__Exercise__.
Print the records below once again, exactly as they were given.

__Items from a data source__.
'''

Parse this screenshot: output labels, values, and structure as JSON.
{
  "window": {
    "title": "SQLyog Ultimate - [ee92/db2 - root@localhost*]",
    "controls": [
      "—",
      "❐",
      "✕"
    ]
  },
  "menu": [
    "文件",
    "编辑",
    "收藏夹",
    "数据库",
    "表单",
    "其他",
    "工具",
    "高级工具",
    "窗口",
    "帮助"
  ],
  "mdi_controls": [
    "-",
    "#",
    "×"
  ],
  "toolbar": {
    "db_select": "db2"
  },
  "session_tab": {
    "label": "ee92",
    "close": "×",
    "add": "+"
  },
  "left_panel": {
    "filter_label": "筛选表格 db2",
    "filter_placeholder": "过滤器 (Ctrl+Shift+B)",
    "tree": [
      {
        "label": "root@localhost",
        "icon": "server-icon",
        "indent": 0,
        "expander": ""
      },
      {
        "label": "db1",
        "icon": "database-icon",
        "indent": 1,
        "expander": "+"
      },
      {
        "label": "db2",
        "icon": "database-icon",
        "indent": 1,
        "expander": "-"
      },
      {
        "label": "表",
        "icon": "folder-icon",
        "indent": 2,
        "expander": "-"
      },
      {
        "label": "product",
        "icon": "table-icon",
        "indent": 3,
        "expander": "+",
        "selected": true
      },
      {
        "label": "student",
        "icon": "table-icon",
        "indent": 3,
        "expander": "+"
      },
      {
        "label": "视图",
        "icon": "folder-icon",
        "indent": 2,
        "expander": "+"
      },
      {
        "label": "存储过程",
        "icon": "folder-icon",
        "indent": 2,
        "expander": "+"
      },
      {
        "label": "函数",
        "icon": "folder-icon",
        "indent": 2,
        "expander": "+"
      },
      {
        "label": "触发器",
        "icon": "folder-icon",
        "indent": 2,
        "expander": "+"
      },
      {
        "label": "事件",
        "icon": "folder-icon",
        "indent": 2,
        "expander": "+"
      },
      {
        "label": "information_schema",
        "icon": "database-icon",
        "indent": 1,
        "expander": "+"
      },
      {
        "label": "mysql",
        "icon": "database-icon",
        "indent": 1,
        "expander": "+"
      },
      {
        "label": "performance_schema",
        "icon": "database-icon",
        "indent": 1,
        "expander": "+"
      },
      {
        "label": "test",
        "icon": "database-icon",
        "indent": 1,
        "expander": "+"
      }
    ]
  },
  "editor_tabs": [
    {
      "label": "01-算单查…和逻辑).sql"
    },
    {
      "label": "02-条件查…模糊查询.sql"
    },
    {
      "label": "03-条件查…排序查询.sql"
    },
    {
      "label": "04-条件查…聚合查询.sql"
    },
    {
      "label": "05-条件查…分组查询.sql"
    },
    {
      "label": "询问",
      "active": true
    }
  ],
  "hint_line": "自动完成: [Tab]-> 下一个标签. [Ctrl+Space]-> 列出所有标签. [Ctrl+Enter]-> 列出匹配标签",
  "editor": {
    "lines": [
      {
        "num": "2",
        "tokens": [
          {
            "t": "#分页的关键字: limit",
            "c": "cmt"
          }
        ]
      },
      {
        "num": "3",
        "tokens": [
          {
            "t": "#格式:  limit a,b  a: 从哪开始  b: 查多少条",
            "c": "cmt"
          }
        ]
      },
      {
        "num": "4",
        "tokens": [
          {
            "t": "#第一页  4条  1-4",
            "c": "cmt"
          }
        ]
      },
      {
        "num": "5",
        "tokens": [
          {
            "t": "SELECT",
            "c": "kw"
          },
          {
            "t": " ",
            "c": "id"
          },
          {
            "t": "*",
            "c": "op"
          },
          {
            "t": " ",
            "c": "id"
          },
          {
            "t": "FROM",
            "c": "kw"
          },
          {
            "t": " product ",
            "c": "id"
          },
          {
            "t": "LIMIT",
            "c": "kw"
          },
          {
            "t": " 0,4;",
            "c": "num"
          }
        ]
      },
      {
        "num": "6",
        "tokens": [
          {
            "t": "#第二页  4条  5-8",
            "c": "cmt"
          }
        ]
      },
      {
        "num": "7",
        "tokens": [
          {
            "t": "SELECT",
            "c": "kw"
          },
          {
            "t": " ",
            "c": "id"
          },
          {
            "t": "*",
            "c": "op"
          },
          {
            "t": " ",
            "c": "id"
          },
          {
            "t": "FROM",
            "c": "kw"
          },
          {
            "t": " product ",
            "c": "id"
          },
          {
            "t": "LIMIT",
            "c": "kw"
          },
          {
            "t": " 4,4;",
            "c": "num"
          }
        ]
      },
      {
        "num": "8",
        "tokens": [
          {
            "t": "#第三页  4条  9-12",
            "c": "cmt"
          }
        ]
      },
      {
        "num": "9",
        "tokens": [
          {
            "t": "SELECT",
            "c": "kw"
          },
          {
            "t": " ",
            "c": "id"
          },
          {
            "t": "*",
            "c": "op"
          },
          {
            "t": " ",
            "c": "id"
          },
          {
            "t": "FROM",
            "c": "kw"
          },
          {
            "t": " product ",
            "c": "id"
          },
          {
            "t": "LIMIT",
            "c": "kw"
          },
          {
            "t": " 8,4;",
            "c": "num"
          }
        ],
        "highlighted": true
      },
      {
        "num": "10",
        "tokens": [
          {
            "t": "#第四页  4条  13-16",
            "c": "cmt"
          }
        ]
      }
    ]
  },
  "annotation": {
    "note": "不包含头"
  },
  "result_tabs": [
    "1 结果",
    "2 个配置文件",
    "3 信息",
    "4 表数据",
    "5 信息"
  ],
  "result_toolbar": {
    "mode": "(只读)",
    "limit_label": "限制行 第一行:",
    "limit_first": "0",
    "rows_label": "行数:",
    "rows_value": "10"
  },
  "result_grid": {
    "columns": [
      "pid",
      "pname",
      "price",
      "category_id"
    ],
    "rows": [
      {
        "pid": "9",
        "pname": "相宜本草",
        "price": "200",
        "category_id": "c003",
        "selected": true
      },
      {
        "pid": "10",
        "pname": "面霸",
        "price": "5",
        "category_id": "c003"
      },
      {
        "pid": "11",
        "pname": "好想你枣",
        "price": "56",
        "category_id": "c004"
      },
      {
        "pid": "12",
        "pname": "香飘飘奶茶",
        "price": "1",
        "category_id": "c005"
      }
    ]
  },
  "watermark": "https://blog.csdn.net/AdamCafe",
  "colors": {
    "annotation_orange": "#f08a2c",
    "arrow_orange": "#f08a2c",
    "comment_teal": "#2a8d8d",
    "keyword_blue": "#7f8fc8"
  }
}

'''

__Your response__.
Parse this screenshot: output labels, values, and structure as JSON.
{
  "window": {
    "title": "SQLyog Ultimate - [ee92/db2 - root@localhost*]",
    "controls": [
      "—",
      "❐",
      "✕"
    ]
  },
  "menu": [
    "文件",
    "编辑",
    "收藏夹",
    "数据库",
    "表单",
    "其他",
    "工具",
    "高级工具",
    "窗口",
    "帮助"
  ],
  "mdi_controls": [
    "-",
    "#",
    "×"
  ],
  "toolbar": {
    "db_select": "db2"
  },
  "session_tab": {
    "label": "ee92",
    "close": "×",
    "add": "+"
  },
  "left_panel": {
    "filter_label": "筛选表格 db2",
    "filter_placeholder": "过滤器 (Ctrl+Shift+B)",
    "tree": [
      {
        "label": "root@localhost",
        "icon": "server-icon",
        "indent": 0,
        "expander": ""
      },
      {
        "label": "db1",
        "icon": "database-icon",
        "indent": 1,
        "expander": "+"
      },
      {
        "label": "db2",
        "icon": "database-icon",
        "indent": 1,
        "expander": "-"
      },
      {
        "label": "表",
        "icon": "folder-icon",
        "indent": 2,
        "expander": "-"
      },
      {
        "label": "product",
        "icon": "table-icon",
        "indent": 3,
        "expander": "+",
        "selected": true
      },
      {
        "label": "student",
        "icon": "table-icon",
        "indent": 3,
        "expander": "+"
      },
      {
        "label": "视图",
        "icon": "folder-icon",
        "indent": 2,
        "expander": "+"
      },
      {
        "label": "存储过程",
        "icon": "folder-icon",
        "indent": 2,
        "expander": "+"
      },
      {
        "label": "函数",
        "icon": "folder-icon",
        "indent": 2,
        "expander": "+"
      },
      {
        "label": "触发器",
        "icon": "folder-icon",
        "indent": 2,
        "expander": "+"
      },
      {
        "label": "事件",
        "icon": "folder-icon",
        "indent": 2,
        "expander": "+"
      },
      {
        "label": "information_schema",
        "icon": "database-icon",
        "indent": 1,
        "expander": "+"
      },
      {
        "label": "mysql",
        "icon": "database-icon",
        "indent": 1,
        "expander": "+"
      },
      {
        "label": "performance_schema",
        "icon": "database-icon",
        "indent": 1,
        "expander": "+"
      },
      {
        "label": "test",
        "icon": "database-icon",
        "indent": 1,
        "expander": "+"
      }
    ]
  },
  "editor_tabs": [
    {
      "label": "01-算单查…和逻辑).sql"
    },
    {
      "label": "02-条件查…模糊查询.sql"
    },
    {
      "label": "03-条件查…排序查询.sql"
    },
    {
      "label": "04-条件查…聚合查询.sql"
    },
    {
      "label": "05-条件查…分组查询.sql"
    },
    {
      "label": "询问",
      "active": true
    }
  ],
  "hint_line": "自动完成: [Tab]-> 下一个标签. [Ctrl+Space]-> 列出所有标签. [Ctrl+Enter]-> 列出匹配标签",
  "editor": {
    "lines": [
      {
        "num": "2",
        "tokens": [
          {
            "t": "#分页的关键字: limit",
            "c": "cmt"
          }
        ]
      },
      {
        "num": "3",
        "tokens": [
          {
            "t": "#格式:  limit a,b  a: 从哪开始  b: 查多少条",
            "c": "cmt"
          }
        ]
      },
      {
        "num": "4",
        "tokens": [
          {
            "t": "#第一页  4条  1-4",
            "c": "cmt"
          }
        ]
      },
      {
        "num": "5",
        "tokens": [
          {
            "t": "SELECT",
            "c": "kw"
          },
          {
            "t": " ",
            "c": "id"
          },
          {
            "t": "*",
            "c": "op"
          },
          {
            "t": " ",
            "c": "id"
          },
          {
            "t": "FROM",
            "c": "kw"
          },
          {
            "t": " product ",
            "c": "id"
          },
          {
            "t": "LIMIT",
            "c": "kw"
          },
          {
            "t": " 0,4;",
            "c": "num"
          }
        ]
      },
      {
        "num": "6",
        "tokens": [
          {
            "t": "#第二页  4条  5-8",
            "c": "cmt"
          }
        ]
      },
      {
        "num": "7",
        "tokens": [
          {
            "t": "SELECT",
            "c": "kw"
          },
          {
            "t": " ",
            "c": "id"
          },
          {
            "t": "*",
            "c": "op"
          },
          {
            "t": " ",
            "c": "id"
          },
          {
            "t": "FROM",
            "c": "kw"
          },
          {
            "t": " product ",
            "c": "id"
          },
          {
            "t": "LIMIT",
            "c": "kw"
          },
          {
            "t": " 4,4;",
            "c": "num"
          }
        ]
      },
      {
        "num": "8",
        "tokens": [
          {
            "t": "#第三页  4条  9-12",
            "c": "cmt"
          }
        ]
      },
      {
        "num": "9",
        "tokens": [
          {
            "t": "SELECT",
            "c": "kw"
          },
          {
            "t": " ",
            "c": "id"
          },
          {
            "t": "*",
            "c": "op"
          },
          {
            "t": " ",
            "c": "id"
          },
          {
            "t": "FROM",
            "c": "kw"
          },
          {
            "t": " product ",
            "c": "id"
          },
          {
            "t": "LIMIT",
            "c": "kw"
          },
          {
            "t": " 8,4;",
            "c": "num"
          }
        ],
        "highlighted": true
      },
      {
        "num": "10",
        "tokens": [
          {
            "t": "#第四页  4条  13-16",
            "c": "cmt"
          }
        ]
      }
    ]
  },
  "annotation": {
    "note": "不包含头"
  },
  "result_tabs": [
    "1 结果",
    "2 个配置文件",
    "3 信息",
    "4 表数据",
    "5 信息"
  ],
  "result_toolbar": {
    "mode": "(只读)",
    "limit_label": "限制行 第一行:",
    "limit_first": "0",
    "rows_label": "行数:",
    "rows_value": "10"
  },
  "result_grid": {
    "columns": [
      "pid",
      "pname",
      "price",
      "category_id"
    ],
    "rows": [
      {
        "pid": "9",
        "pname": "相宜本草",
        "price": "200",
        "category_id": "c003",
        "selected": true
      },
      {
        "pid": "10",
        "pname": "面霸",
        "price": "5",
        "category_id": "c003"
      },
      {
        "pid": "11",
        "pname": "好想你枣",
        "price": "56",
        "category_id": "c004"
      },
      {
        "pid": "12",
        "pname": "香飘飘奶茶",
        "price": "1",
        "category_id": "c005"
      }
    ]
  },
  "watermark": "https://blog.csdn.net/AdamCafe",
  "colors": {
    "annotation_orange": "#f08a2c",
    "arrow_orange": "#f08a2c",
    "comment_teal": "#2a8d8d",
    "keyword_blue": "#7f8fc8"
  }
}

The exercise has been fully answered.